Another advantage of the present invention is the use of an inside-out generator that enables the use of electromagnetic machine types suitable for the harsh environment of the aft section of the engine.
Yet another advantage of the present invention is that the placement of the generator aft of the turbine engine enables injection of power into the accessory gearbox.
Other features and advantages of the present invention will be apparent from the following more detailed description of the preferred embodiment, taken in conjunction with the accompanying drawings which illustrate, by way of example, the principles of the invention.
Wherever possible, the same reference numbers will be used throughout the drawings to refer to the same or like parts.
A typical gas turbine engine 10 consists of four basic elements shown in
One embodiment of the invention for electric power extraction shown in
The speed of the aft mounted turbine 45 is independent of the other engine spools because the low-pressure spool 46 is serially connected to the fan 30 and booster 32, while the high-pressure spool 46 is serially connected to the core engine 40. Because the high-pressure 38 and low-pressure 46 spools are serially connected and operate independently from the aft turbine 45, the operation of the inside out generator 20 with the aft turbine 45 does not mechanically impact engine performance or operability. In addition to operating at idle and lower speeds, the low-pressure turbine 46 can be driven at high speeds as well, which produces more power for electric generation, and thereby reducing the required size of the necessary generator. The materials used for the generator are able to resist the harsh corrosive gasses produced and carried in the air flow of the engine, and are also able to resist the high temperatures of the exhausted air flow from the turbines. Thus, the use of the inside out generator 20 enables the use of electromagnetic machine types that are suitable for the harsh environment of the aft section of the engine.
An alternative embodiment (not shown) to the present invention includes the low-pressure turbine 46 shaft geared to a power take off shaft (not shown) that couples through a gearbox (not shown) to an externally mounted generator. In this embodiment, the generator 51 is located in a less harsh environment from aft of the low-pressure turbine 46. The generator may be located either inside or outside of the main engine 40.
In yet another embodiment (not shown) of the present invention, the aft turbine 45 is geared to a power take off shaft that is coupled to the main engine's accessory gearbox (See
Referring now to
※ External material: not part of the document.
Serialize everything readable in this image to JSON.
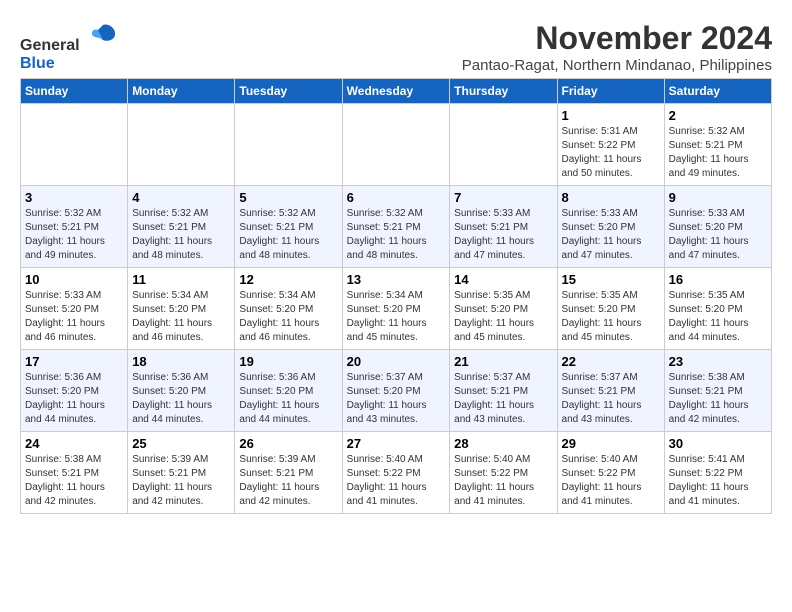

While the invention has been described with reference to a preferred embodiment, it will be understood by those skilled in the art that various changes may be made and equivalents may be substituted for elements thereof without departing from the scope of the invention. In addition, many modifications may be made to adapt a particular situation or material to the teachings of the invention without departing from the essential scope thereof. Therefore, it is intended that the invention not be limited to the particular embodiment disclosed as the best mode contemplated for carrying out this invention, but that the invention will include all embodiments falling within the scope of the appended claims.